If you are planning a healthy Halloween party for your class (or know someone who is), let us know. The Healthy Lifestyles Committee is on the lookout for best (and most healthy!) ideas.
Send details to email@example.com
Healthy Halloween Ideas
Banana Mummies & Friends – Bananas dipped in lots of yummy things including caramel, coconut, nuts, crushed cereal, graham crackers or any other healthier alternative you can think of. Use an empty egg crate as a stand.
Strawberry Ghosts – dipped in white chocolate.
Halloween Dough – Parties do not always have to be about treats. Tricks can be fun too! Check out this idea for homemade Pumpkin Dough. Instead of baby food jars, use clear plastic wrap with green ties.
For more ideas, click here or visit the Matoaka Recipe Guide for kid friendly recipes
Do you have a favorite Halloween recipe or idea? Send it to us and we will include it here.

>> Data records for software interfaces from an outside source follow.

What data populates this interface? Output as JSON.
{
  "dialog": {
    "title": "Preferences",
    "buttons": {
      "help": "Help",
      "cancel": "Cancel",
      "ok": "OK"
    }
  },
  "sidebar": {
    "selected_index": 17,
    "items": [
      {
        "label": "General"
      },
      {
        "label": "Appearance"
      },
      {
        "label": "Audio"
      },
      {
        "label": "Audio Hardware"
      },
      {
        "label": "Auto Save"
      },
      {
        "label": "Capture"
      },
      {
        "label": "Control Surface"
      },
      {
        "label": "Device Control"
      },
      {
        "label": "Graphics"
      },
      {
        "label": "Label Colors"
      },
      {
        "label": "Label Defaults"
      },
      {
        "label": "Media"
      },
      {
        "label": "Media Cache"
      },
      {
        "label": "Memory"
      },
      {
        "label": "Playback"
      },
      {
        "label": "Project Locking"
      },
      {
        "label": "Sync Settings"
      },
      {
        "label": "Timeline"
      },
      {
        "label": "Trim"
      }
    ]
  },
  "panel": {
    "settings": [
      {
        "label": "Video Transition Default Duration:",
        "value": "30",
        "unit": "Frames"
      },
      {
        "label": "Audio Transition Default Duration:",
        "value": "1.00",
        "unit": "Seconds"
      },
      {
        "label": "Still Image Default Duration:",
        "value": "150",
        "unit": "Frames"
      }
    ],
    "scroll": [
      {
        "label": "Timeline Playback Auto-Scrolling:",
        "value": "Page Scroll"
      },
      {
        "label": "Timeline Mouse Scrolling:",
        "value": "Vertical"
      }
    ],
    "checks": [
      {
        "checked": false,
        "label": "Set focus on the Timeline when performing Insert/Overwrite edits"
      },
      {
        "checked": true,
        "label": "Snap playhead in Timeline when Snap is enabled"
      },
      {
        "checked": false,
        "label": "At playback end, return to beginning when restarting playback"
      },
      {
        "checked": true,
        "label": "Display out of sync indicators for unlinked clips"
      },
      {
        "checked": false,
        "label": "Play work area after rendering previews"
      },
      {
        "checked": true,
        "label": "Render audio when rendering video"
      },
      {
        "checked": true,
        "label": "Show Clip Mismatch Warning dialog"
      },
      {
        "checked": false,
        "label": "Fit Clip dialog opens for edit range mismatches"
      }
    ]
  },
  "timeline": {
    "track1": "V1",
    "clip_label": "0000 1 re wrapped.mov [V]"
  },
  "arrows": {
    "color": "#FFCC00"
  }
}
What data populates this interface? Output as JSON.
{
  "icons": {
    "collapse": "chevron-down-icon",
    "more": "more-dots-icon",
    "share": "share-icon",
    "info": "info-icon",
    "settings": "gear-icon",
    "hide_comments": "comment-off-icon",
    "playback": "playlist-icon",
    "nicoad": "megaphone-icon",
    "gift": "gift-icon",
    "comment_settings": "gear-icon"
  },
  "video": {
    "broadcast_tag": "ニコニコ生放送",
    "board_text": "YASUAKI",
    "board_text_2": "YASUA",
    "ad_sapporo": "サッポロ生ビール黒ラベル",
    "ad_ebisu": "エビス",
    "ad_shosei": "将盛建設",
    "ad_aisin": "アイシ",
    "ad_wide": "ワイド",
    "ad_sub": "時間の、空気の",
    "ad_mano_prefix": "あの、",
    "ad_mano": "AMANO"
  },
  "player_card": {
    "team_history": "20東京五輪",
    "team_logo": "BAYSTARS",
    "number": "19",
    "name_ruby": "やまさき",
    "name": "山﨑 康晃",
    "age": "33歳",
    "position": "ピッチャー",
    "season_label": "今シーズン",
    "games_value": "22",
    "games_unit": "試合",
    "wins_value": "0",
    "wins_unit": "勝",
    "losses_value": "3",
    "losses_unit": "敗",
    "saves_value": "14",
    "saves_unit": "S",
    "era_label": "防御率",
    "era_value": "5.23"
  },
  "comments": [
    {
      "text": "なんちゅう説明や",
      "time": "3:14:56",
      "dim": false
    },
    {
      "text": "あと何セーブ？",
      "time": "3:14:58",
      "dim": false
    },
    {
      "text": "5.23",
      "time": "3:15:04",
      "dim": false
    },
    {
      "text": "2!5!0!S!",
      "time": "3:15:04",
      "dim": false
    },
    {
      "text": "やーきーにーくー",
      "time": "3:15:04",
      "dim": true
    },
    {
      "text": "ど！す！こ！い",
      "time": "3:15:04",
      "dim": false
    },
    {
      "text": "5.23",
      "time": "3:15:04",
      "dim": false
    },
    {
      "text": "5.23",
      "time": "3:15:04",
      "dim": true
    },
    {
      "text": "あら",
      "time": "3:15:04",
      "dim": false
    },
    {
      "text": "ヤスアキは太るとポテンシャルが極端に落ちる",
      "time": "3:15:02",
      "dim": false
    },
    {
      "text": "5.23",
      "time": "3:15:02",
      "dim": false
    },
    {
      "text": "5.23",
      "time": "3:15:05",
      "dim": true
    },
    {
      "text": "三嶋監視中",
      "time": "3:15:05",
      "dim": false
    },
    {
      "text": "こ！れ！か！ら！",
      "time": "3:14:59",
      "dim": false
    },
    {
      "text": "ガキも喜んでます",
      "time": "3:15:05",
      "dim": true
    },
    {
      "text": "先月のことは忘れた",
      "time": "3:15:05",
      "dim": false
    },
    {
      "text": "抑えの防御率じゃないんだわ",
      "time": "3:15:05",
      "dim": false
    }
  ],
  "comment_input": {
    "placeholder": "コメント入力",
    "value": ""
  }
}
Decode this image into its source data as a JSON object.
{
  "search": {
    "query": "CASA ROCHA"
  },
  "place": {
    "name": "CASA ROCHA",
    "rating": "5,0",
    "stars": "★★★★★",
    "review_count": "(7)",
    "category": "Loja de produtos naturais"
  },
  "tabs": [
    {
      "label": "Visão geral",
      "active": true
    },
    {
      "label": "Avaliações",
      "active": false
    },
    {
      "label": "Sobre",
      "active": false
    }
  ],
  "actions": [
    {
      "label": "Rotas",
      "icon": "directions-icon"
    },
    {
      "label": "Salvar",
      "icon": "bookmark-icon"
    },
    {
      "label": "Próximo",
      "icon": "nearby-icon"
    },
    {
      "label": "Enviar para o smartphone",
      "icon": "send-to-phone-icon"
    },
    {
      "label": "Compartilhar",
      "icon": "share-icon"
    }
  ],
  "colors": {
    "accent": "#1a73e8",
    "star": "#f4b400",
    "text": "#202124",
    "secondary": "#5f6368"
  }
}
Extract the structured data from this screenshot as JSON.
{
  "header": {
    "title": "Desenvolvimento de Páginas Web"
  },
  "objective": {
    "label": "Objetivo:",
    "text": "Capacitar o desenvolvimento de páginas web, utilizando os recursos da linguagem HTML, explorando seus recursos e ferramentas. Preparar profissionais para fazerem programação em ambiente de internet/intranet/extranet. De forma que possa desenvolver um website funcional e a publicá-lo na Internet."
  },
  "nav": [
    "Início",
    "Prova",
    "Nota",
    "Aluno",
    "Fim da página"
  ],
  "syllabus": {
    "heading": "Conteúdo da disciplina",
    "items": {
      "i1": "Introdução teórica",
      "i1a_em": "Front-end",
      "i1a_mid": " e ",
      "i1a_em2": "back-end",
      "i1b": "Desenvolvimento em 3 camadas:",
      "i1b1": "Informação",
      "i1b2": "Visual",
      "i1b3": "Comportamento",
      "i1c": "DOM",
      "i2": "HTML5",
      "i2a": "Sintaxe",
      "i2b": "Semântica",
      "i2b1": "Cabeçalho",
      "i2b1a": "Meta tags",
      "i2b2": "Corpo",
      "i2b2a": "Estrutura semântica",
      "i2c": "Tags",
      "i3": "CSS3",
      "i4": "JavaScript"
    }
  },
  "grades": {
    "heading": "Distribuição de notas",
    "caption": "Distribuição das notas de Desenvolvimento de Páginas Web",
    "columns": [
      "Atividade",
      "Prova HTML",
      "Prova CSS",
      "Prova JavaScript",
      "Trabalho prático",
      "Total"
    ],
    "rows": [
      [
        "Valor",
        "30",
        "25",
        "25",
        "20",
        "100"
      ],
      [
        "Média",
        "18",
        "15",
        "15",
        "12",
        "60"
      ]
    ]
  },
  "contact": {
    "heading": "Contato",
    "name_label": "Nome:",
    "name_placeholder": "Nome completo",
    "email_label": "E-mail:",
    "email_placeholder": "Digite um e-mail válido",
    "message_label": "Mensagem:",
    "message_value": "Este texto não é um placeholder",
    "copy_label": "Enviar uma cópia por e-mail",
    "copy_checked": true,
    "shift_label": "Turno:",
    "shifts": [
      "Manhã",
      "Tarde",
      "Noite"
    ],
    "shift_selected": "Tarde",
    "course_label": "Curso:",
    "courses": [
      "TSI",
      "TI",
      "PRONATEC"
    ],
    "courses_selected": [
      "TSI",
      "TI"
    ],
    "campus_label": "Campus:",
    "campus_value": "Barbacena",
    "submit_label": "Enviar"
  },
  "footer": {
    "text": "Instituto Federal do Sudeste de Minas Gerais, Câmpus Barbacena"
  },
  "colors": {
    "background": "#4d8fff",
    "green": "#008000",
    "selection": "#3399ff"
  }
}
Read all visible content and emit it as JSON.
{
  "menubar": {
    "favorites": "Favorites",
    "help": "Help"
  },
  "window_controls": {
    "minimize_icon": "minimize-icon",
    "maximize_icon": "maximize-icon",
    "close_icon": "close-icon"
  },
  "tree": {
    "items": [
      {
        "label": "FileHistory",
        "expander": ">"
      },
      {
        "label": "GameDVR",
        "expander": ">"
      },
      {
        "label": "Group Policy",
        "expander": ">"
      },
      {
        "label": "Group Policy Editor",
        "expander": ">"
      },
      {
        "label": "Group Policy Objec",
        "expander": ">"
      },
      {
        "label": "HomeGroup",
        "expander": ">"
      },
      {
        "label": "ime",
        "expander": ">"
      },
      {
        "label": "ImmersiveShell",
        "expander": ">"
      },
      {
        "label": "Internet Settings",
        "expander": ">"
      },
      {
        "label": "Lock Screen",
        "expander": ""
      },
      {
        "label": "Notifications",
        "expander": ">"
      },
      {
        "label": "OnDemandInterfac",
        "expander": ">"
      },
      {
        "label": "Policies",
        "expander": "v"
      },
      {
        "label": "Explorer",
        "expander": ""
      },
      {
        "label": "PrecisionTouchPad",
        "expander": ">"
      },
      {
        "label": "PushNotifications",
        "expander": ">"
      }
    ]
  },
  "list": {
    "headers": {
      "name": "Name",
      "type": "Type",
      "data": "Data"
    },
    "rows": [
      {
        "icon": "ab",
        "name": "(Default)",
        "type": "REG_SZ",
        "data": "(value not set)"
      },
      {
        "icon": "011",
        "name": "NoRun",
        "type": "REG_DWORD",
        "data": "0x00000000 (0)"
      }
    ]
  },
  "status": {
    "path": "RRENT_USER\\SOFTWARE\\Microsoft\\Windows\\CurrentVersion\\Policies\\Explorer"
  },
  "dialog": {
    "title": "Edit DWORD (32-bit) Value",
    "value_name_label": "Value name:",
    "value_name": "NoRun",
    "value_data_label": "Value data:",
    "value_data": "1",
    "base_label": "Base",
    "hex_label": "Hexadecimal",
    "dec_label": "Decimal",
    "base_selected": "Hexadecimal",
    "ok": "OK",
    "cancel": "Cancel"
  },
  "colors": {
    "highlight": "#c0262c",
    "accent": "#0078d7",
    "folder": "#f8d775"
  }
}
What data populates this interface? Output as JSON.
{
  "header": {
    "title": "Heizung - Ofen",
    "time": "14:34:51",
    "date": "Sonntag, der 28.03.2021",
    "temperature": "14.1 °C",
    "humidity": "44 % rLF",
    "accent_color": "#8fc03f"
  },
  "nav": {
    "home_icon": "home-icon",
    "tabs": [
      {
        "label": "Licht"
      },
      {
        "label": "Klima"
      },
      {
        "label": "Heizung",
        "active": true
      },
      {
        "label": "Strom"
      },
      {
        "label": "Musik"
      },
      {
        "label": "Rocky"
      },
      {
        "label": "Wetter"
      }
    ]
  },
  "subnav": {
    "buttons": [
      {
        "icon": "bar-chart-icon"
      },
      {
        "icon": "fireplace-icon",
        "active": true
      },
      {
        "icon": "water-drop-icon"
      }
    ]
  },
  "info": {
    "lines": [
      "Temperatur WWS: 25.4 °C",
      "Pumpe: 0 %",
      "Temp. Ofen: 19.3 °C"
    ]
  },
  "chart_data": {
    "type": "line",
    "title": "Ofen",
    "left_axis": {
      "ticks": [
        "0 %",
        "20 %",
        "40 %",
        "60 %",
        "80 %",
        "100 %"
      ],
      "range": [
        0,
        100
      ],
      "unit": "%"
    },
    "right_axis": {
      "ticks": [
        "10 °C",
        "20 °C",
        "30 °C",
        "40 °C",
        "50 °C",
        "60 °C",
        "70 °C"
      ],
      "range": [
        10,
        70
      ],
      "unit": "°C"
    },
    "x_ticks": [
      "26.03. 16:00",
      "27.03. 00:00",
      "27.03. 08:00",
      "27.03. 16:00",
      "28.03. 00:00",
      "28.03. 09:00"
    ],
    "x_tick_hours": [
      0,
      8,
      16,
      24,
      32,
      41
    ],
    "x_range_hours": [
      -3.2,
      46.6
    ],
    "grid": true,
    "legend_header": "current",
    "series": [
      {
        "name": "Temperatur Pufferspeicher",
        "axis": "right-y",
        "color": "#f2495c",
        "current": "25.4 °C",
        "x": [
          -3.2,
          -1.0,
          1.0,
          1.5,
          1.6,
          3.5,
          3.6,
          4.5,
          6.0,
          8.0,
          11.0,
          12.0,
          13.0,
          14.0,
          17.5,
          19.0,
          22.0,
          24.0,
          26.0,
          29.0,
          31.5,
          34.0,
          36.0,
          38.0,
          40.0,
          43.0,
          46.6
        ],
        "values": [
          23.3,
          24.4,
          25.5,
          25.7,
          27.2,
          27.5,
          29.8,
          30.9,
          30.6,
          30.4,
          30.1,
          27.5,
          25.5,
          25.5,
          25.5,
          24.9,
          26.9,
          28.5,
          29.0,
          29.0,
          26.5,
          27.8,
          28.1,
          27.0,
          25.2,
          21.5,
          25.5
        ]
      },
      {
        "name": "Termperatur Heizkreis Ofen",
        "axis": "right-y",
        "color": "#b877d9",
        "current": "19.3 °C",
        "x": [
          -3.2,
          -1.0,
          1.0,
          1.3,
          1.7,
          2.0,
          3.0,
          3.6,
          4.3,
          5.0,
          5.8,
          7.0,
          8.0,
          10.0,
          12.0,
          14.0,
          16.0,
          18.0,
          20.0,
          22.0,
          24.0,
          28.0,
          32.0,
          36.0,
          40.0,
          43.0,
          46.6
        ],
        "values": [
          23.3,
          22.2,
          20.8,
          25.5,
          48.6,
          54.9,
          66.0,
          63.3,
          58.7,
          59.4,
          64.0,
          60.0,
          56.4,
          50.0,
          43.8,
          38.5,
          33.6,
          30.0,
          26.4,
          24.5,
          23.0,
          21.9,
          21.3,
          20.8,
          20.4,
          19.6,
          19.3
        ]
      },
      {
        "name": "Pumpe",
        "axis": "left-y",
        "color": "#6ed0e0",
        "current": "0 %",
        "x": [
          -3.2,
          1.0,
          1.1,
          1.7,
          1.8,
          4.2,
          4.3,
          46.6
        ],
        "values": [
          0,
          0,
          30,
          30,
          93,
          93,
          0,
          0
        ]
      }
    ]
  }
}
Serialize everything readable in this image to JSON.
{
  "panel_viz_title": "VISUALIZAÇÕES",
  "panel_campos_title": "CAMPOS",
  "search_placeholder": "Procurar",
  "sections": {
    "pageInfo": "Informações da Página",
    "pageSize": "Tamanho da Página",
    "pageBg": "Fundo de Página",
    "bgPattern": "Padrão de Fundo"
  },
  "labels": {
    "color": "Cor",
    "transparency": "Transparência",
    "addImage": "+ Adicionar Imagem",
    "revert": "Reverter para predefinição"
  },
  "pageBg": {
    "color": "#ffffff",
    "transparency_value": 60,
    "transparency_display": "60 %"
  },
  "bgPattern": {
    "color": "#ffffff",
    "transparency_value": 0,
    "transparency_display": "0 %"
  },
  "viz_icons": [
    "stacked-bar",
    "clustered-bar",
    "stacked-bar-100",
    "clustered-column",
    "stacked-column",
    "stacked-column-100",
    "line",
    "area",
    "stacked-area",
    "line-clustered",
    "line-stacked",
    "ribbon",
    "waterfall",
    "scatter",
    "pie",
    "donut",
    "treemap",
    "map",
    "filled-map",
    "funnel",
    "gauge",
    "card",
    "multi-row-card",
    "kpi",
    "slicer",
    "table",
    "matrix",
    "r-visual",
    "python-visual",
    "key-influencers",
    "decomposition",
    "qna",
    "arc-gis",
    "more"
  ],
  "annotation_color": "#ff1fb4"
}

Going trick-or-treating?(From CDC.gov)
|Swords, knives, and similar costume accessories should be short, soft, and flexible.|
|Avoid trick-or-treating alone. Walk in groups or with a trusted adult.|
|Fasten reflective tape to costumes and bags to help drivers see you.|
|Examine all treats for choking hazards and tampering before eating them. Limit the amount of treats you eat.|
|Hold a flashlight while trick-or-treating to help you see and others see you. Always WALK and don’t run from house to house.|
|Always test make-up in a small area first. Remove it before bedtime to prevent possible skin and eye irritation.|
|Look both ways before crossing the street. Use established crosswalks wherever possible.|
|Lower your risk for serious eye injury by not wearing decorative contact lenses.|
|Only walk on sidewalks whenever possible, or on the far edge of the road facing traffic to stay safe.|
|Wear well-fitting masks, costumes, and shoes to avoid blocked vision, trips, and falls.|
|Eat only factory-wrapped treats. Avoid eating homemade treats made by strangers.|
|Enter homes only if you’re with a trusted adult.|
|Never walk near lit candles or luminaries. Be sure to wear flame-resistant costumes.|